If prisoners were seen as no use, physically weak, or rebellious, they would be killed. At the end of the war, when the camp inmates were released, many had lost body parts, and many were starved and resembled walking skeletons.

Some prisoners feared death from their treatment at the hands of the Japanese over the Americans dropping bombs on the camps. Mental illness affected prisoners traumatized by the sheer brutality of guards. According Lieutenant Colonel Phillip Tooseywho shared his experiences in the camps, the Japanese committed brutal atrocities.

Or the guards would tie a prisoner on a tree by their thumbs, with their toes barely touching the ground, and leave them there for two days without food or water.

After the two days of torture, the prisoner would be jailed until death. The bodies would later be burnt. Human hair was often used for brushes, plant juices and blood for paint, and toilet paper as the "canvas".

Some of their works were used as evidence in the trials of Japanese war criminals. In many cases, survivors of camps were traumatized or ended up living with a disability. Many survivors went home or to other areas of the world to have a successful life as a businessman, or they would devote themselves to helping poor people or people in the camps who were in need of support.

The Japanese camps totalled the most deaths out of any prisoner of war camps. The Red Cross had not dropped any parcels into these camps because they were too well defended to fly over. The few prisoners of war sent to Canada included Japanese and German soldiers, captured U-boat crews, and prisoners from raids such as Dieppe and Normandy.

The camps meant for German POWs were smaller than those meant for Japanese prisoners and were far less brutal. German prisoners generally benefitted from good food. However, the hardest part was surviving the Canadian winters.

Most camps were isolated and located in the far north. Death and sickness caused by the elements was common. Many camps were only lightly watched, and as such, many Germans attempted escape.

Tunnelling was the most common method.- The concentration camps that were run by the Nazis during World War II can easily be labeled as one of the most grotesque examples of cruelty in the entire world.

The people that were sent to these concentration camps were treated as less than human by the power hungry leaders of the camp. Essay about Japanese-American Internment During World War II Words | 7 Pages.

Japanese-American Internment was the relocation of many Japanese-American and Japanese descendents into camps known as “War Relocation Camps” during World War II . May 21,  · Others said that was ridiculous. The threat-mongers won out and , loyal Americans of Japanese ancestry were evacuated and detained in remote areas of the U.S.

for two years. So we are reminded in “Imprisoned: The Betrayal of Japanese Americans During World War II” by Martin W. Sandler (Walker )/5. During World War II, the United States was home to approximately , Prisoners of War. Roughly , were German military personnel.

Leading up to World War II

These prisoners were housed in camps scattered throughout the U.S.*. Watch video · During the summer of , even as the events of D-Day (June 6, ) and a Soviet offensive the same month spelled the beginning of the end for Germany in the war, a .

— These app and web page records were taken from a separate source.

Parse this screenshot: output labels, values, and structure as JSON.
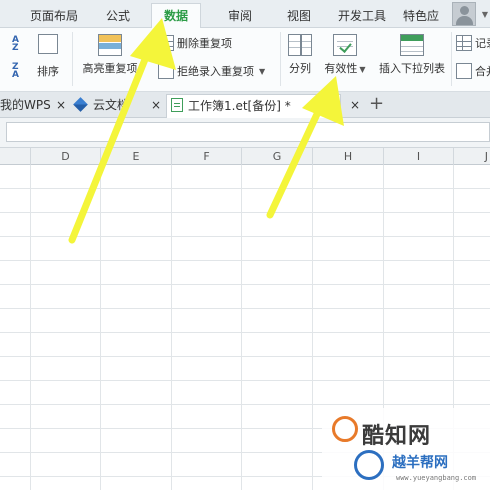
{
  "menu": {
    "items": [
      "页面布局",
      "公式",
      "数据",
      "审阅",
      "视图",
      "开发工具",
      "特色应"
    ],
    "active": "数据"
  },
  "ribbon": {
    "sort_label": "排序",
    "highlight_label": "高亮重复项",
    "delete_dup_label": "删除重复项",
    "reject_dup_label": "拒绝录入重复项",
    "split_label": "分列",
    "validity_label": "有效性",
    "insert_dropdown_label": "插入下拉列表",
    "record_label": "记录",
    "merge_label": "合并"
  },
  "doc_tabs": {
    "home_label": "我的WPS",
    "cloud_label": "云文档",
    "active_label": "工作簿1.et[备份] *",
    "close_glyph": "×",
    "new_glyph": "+"
  },
  "sheet": {
    "columns": [
      "D",
      "E",
      "F",
      "G",
      "H",
      "I",
      "J"
    ]
  },
  "watermark": {
    "main": "酷知网",
    "sub": "越羊帮网",
    "url": "www.yueyangbang.com"
  },
  "colors": {
    "accent_green": "#2d9c47",
    "arrow_yellow": "#f4f53a",
    "ribbon_bg": "#fafcfd",
    "menubar_bg": "#e9eef2"
  },
  "icons": [
    "sort-icon",
    "highlight-duplicates-icon",
    "delete-duplicates-icon",
    "reject-duplicates-icon",
    "split-columns-icon",
    "validity-icon",
    "insert-dropdown-icon",
    "record-icon",
    "merge-icon",
    "user-avatar-icon",
    "cloud-doc-icon",
    "sheet-file-icon"
  ]
}
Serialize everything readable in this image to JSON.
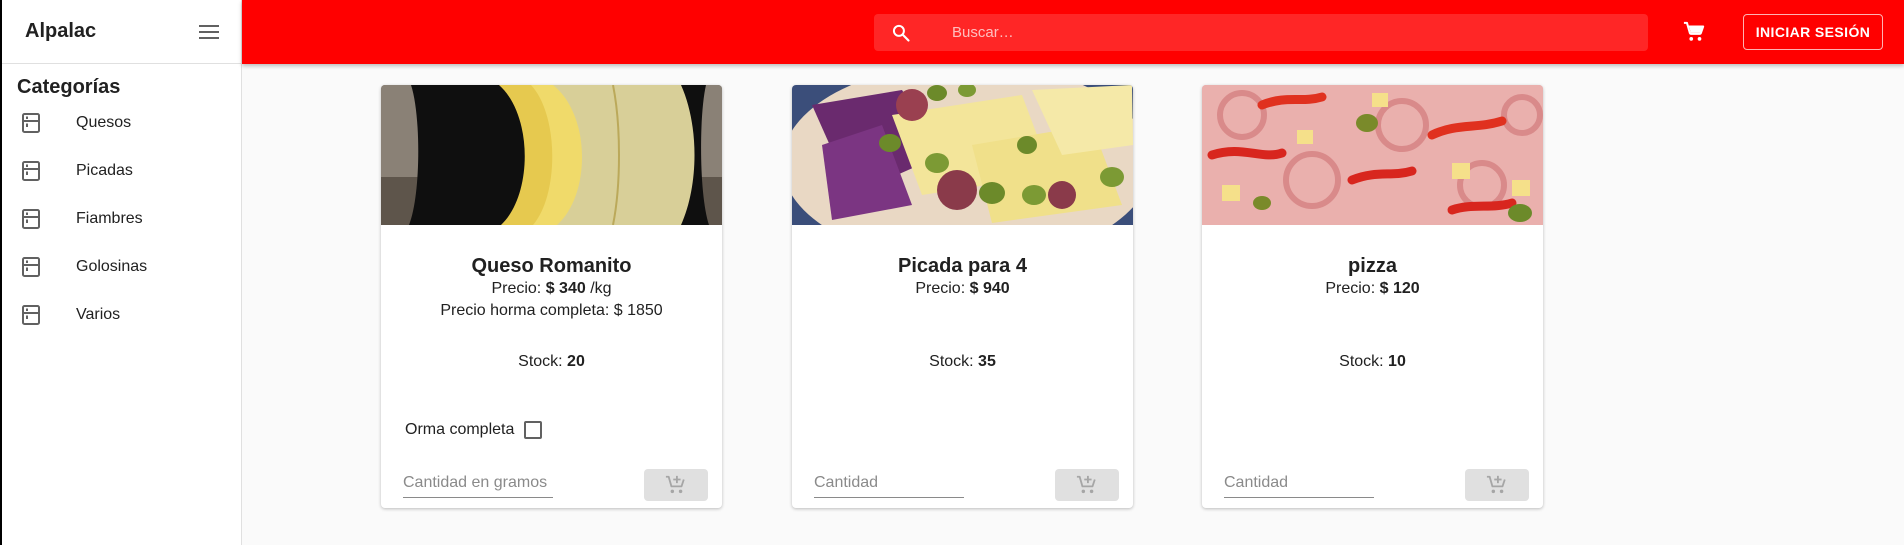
{
  "sidebar": {
    "brand": "Alpalac",
    "categories_title": "Categorías",
    "items": [
      {
        "label": "Quesos",
        "icon": "fridge-icon"
      },
      {
        "label": "Picadas",
        "icon": "fridge-icon"
      },
      {
        "label": "Fiambres",
        "icon": "fridge-icon"
      },
      {
        "label": "Golosinas",
        "icon": "fridge-icon"
      },
      {
        "label": "Varios",
        "icon": "fridge-icon"
      }
    ]
  },
  "header": {
    "search_placeholder": "Buscar…",
    "login_label": "INICIAR SESIÓN",
    "cart_icon": "cart-icon",
    "search_icon": "search-icon"
  },
  "colors": {
    "appbar": "#ff0000",
    "disabled_button": "#e0e0e0"
  },
  "products": [
    {
      "name": "Queso Romanito",
      "price_label": "Precio: ",
      "price_value": "$ 340",
      "price_unit": " /kg",
      "whole_price": "Precio horma completa: $ 1850",
      "stock_label": "Stock: ",
      "stock_value": "20",
      "whole_checkbox_label": "Orma completa",
      "qty_placeholder": "Cantidad en gramos"
    },
    {
      "name": "Picada para 4",
      "price_label": "Precio: ",
      "price_value": "$ 940",
      "stock_label": "Stock: ",
      "stock_value": "35",
      "qty_placeholder": "Cantidad"
    },
    {
      "name": "pizza",
      "price_label": "Precio: ",
      "price_value": "$ 120",
      "stock_label": "Stock: ",
      "stock_value": "10",
      "qty_placeholder": "Cantidad"
    }
  ]
}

Watch video · The devastation of the Great War (as World War I was known at the time) had greatly destabilized Europe, and in many respects World War II grew .

Prisoner-of-war camp - Wikipedia